⟨
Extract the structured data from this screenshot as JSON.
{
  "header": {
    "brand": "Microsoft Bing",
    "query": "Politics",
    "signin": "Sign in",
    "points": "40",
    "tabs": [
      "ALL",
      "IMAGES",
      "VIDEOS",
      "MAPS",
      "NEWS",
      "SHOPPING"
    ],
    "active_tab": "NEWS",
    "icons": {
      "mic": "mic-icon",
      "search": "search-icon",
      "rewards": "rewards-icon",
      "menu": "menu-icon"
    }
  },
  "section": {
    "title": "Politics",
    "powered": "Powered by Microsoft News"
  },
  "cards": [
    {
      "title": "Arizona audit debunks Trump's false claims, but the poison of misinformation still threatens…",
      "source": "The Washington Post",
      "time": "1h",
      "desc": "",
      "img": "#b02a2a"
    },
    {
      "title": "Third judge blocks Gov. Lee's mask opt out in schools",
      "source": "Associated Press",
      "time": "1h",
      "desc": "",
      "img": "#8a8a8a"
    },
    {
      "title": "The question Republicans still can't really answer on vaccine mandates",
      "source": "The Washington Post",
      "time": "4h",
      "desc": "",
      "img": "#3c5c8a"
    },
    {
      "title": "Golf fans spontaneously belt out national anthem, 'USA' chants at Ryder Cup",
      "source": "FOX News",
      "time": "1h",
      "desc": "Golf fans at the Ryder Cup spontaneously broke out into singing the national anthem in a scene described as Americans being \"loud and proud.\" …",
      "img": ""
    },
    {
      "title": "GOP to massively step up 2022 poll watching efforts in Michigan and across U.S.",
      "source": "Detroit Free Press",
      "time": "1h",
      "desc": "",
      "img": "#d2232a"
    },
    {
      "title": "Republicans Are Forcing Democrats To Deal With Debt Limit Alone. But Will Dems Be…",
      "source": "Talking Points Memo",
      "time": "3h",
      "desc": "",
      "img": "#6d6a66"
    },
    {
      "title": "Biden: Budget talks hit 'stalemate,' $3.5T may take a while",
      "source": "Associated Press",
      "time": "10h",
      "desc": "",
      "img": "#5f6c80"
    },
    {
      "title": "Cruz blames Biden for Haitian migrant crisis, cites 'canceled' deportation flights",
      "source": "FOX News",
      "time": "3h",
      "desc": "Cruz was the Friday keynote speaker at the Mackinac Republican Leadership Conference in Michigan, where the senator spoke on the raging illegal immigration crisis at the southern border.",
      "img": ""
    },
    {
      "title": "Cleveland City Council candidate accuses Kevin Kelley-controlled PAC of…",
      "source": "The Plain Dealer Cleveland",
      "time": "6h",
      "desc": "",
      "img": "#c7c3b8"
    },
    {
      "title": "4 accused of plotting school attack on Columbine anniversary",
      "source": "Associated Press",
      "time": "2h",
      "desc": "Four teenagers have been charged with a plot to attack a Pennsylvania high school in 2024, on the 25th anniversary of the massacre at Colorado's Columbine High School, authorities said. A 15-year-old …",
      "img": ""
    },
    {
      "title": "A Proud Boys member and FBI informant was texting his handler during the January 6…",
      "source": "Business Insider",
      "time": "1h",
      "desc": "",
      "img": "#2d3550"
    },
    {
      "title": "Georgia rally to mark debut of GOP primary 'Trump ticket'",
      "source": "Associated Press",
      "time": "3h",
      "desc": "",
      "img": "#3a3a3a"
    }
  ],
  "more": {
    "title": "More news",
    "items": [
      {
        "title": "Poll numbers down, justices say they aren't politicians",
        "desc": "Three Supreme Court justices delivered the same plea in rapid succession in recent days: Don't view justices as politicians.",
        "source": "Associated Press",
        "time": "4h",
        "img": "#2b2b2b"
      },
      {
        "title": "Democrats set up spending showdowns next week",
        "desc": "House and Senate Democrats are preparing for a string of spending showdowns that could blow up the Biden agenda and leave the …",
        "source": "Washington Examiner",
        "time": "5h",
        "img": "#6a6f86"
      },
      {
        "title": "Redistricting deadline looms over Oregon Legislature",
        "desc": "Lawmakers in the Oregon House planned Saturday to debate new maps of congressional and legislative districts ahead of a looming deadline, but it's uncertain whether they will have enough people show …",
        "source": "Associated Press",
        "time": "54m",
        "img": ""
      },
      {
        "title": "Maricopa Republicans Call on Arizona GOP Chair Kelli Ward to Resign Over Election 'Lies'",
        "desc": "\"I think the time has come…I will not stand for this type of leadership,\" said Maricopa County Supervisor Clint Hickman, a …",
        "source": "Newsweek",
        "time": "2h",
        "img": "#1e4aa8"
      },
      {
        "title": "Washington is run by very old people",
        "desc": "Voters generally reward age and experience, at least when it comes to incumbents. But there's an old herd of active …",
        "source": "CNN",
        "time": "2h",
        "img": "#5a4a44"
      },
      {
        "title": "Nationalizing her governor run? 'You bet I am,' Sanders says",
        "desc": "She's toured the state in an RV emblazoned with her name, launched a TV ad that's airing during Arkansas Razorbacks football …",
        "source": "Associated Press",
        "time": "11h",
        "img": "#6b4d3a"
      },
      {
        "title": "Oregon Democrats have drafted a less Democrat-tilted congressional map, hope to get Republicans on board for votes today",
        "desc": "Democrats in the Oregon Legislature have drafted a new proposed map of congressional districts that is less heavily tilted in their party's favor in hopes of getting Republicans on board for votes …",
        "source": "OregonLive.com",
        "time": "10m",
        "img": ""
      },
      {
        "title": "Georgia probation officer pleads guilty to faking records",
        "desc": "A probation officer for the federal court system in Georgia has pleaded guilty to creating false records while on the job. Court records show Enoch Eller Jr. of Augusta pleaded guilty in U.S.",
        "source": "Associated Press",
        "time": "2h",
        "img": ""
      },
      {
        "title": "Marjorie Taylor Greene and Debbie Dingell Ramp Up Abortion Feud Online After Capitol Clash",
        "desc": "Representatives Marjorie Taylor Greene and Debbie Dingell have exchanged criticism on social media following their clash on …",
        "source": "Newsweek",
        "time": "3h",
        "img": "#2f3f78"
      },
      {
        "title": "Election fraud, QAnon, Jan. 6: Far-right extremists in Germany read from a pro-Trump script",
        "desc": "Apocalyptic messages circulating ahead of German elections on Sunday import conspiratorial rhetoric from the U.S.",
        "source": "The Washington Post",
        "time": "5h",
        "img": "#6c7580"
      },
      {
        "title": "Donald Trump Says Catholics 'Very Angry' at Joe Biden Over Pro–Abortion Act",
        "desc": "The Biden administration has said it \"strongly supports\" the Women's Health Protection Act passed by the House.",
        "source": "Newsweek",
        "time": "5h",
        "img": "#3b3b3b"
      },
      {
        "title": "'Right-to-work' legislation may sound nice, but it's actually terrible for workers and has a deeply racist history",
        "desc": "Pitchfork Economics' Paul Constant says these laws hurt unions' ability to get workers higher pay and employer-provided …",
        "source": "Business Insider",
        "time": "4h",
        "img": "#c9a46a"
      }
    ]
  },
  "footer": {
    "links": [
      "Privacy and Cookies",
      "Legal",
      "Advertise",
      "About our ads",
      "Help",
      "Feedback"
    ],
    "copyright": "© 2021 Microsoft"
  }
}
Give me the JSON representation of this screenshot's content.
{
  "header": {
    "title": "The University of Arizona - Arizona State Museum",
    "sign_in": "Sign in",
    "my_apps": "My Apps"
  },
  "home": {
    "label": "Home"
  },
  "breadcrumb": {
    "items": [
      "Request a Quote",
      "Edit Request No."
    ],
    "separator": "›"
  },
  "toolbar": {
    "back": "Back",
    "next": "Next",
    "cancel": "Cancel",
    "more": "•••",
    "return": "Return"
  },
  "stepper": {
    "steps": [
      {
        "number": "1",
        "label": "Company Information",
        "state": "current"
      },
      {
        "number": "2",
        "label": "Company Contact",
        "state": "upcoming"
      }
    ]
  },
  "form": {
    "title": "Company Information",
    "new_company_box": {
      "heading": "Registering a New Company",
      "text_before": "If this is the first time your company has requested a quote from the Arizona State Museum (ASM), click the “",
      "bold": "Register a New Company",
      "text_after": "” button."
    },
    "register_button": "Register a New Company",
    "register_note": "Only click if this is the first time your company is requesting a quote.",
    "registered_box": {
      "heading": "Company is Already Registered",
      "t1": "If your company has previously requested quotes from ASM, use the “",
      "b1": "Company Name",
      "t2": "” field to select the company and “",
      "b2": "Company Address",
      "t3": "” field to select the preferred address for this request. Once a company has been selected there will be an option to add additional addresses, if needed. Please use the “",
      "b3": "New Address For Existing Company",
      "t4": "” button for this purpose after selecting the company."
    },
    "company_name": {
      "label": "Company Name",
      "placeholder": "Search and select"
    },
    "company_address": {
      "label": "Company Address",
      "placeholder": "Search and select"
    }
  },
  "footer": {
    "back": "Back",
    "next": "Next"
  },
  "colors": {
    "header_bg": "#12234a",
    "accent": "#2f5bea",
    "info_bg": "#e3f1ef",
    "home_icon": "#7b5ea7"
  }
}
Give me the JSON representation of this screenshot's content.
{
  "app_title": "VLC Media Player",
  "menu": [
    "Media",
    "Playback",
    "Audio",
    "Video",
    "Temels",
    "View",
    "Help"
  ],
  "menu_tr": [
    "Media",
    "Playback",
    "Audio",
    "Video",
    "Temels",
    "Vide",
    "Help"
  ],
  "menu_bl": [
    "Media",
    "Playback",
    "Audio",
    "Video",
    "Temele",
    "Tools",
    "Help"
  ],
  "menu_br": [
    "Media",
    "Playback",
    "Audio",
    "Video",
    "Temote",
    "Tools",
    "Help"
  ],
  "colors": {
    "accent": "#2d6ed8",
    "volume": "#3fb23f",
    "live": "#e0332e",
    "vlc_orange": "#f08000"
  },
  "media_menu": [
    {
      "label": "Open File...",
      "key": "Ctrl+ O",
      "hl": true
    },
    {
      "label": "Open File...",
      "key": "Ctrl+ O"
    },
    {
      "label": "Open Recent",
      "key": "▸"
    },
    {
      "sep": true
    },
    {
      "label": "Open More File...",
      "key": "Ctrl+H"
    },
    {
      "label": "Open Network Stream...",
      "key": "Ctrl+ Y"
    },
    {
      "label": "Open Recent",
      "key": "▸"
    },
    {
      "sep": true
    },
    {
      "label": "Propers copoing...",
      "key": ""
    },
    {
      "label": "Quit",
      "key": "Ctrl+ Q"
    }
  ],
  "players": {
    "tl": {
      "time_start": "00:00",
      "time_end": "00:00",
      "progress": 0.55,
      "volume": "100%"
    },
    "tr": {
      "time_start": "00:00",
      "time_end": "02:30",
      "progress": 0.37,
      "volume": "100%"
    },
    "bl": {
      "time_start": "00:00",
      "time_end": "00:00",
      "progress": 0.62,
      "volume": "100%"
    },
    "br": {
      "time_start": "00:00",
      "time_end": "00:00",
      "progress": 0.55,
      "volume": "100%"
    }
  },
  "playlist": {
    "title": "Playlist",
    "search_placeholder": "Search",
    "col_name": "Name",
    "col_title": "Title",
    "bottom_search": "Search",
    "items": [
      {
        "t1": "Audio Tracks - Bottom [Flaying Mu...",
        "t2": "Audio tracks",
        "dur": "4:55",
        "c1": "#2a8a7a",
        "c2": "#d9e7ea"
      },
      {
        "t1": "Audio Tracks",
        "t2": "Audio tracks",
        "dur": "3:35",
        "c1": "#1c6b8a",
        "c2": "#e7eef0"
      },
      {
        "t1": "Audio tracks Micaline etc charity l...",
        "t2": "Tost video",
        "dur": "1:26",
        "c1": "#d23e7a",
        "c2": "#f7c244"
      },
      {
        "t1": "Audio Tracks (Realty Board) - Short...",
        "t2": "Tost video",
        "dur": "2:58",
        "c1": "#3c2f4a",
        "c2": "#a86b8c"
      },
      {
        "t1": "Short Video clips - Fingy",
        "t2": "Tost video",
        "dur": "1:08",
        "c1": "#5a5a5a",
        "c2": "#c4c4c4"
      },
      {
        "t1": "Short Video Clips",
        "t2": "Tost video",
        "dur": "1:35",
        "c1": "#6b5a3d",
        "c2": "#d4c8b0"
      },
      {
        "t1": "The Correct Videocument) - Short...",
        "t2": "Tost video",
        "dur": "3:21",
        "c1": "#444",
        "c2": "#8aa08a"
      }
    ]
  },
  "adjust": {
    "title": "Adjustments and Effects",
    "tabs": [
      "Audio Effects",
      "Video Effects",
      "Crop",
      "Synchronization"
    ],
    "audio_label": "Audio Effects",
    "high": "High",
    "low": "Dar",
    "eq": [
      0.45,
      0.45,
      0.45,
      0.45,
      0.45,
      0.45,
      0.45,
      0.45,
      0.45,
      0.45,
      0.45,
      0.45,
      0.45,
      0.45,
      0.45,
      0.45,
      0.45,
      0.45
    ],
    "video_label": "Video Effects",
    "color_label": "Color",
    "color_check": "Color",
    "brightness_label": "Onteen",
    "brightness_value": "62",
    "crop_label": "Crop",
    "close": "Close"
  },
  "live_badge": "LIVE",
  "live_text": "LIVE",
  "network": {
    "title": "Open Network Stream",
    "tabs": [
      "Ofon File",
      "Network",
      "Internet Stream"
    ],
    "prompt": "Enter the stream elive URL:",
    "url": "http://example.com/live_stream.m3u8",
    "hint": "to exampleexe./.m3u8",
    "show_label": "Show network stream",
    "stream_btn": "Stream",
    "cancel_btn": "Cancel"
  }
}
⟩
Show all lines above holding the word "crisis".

Answer space:
      "title": "Cruz blames Biden for Haitian migrant crisis, cites 'canceled' deportation flights",
      "desc": "Cruz was the Friday keynote speaker at the Mackinac Republican Leadership Conference in Michigan, where the senator spoke on the raging illegal immigration crisis at the southern border.",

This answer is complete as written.